Steve Benford from the Mixed Reality Lab at Nottingham University has been lucky enough to be able to do work as part of the Equator Project (a really big multi-disciplinary collaborative project funded mainly by the EPSRC: the Engineering and Physical Sciences Research Council). My reading started by looking into his work. An interesting paper, “Can You See Me Now?” (CYSMN) discusses the design, implementation and ethnographic study on an “adjacent reality” game. Now, there’s a subtle difference between adjacent reality and augmented reality. I have yet to understand this subtle difference, though! Anyway, I won’t go into the details of the game, as the paper explains it all in detail.
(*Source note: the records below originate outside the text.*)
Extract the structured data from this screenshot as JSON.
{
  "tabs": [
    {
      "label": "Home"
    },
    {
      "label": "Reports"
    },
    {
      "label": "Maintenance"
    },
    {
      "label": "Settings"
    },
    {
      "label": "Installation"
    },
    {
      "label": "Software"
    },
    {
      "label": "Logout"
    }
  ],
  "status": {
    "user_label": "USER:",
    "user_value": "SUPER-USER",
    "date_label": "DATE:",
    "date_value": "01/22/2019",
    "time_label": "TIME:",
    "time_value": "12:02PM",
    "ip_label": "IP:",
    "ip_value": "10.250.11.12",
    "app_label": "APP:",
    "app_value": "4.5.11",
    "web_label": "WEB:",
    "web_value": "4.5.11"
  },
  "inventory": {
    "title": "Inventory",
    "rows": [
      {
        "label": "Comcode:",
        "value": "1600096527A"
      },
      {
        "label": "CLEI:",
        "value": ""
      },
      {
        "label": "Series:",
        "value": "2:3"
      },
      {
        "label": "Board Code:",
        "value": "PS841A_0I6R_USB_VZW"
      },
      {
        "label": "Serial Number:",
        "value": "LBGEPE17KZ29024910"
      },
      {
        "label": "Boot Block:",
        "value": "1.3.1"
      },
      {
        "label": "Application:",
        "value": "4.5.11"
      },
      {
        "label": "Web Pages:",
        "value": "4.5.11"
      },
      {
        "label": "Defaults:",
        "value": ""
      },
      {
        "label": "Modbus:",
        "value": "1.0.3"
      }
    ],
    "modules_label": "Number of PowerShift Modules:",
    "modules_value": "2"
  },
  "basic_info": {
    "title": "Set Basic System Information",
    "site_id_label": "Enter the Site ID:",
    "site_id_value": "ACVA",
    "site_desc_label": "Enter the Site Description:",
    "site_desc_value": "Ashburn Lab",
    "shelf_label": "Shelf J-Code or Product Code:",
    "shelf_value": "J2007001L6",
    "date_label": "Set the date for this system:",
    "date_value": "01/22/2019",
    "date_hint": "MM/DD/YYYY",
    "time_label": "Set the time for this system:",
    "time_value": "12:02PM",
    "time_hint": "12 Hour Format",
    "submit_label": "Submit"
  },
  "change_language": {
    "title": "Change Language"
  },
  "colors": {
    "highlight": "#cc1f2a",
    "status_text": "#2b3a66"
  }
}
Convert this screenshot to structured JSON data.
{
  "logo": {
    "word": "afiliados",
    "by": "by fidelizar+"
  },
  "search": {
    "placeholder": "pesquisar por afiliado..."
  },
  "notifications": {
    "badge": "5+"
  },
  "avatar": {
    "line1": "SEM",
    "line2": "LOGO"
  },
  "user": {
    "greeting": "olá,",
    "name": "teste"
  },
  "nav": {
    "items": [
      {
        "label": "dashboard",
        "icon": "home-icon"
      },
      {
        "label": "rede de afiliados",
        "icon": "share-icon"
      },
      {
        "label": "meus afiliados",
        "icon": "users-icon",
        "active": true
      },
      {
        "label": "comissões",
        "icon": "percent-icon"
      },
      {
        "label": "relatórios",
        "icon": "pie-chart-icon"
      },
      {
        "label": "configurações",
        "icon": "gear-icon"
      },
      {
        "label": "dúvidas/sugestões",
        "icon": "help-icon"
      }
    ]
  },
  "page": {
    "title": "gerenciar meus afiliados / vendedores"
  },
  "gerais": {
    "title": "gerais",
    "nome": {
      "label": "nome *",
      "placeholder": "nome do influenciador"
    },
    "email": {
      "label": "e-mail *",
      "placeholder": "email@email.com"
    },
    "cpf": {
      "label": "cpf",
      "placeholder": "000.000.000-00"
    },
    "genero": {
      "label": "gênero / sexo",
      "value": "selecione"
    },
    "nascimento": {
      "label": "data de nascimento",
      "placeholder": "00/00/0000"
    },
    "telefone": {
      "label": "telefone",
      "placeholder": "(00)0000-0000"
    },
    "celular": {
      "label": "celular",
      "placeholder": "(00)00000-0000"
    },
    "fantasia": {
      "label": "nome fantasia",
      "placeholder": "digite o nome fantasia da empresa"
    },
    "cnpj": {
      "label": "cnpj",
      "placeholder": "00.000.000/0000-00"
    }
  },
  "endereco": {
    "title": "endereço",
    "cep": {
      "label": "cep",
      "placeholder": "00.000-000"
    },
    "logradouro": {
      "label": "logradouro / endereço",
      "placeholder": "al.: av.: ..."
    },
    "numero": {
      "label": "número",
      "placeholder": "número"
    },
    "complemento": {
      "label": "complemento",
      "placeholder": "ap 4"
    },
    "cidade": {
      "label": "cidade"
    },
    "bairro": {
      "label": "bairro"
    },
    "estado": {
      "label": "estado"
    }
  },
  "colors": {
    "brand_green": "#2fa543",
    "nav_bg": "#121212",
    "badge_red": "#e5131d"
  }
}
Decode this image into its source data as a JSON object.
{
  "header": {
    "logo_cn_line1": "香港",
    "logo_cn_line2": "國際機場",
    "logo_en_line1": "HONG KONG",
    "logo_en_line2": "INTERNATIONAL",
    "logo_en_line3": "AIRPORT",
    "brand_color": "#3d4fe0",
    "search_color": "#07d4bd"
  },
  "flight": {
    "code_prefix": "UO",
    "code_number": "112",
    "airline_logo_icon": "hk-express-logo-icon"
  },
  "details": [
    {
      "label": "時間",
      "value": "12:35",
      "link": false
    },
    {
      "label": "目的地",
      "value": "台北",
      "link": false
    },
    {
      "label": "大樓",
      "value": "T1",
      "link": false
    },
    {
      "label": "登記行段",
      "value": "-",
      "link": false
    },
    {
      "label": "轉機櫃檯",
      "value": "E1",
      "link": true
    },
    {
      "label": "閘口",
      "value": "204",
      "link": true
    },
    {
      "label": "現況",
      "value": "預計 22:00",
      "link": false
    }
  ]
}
I found that the most important point in the paper was that uncertainties arising in systems due to technical reasons such as GPS inaccuracy or WiFi connectivity problems should have implications with the design of the system: we sometimes reach a stage where we cannot improve the reliability any more, so we must evaluate the uncertainties as if they were core parts of the system design. CYSMN responded to their observations by designing ‘four states of being’ of a mobile player, which were simply combinations of whether there are GPS or WiFi connectivity problems. The designers then created solutions for each of these problems, which, in their experiments, proved to improve the experience of the game as strategies evolved to exploit these uncertainties.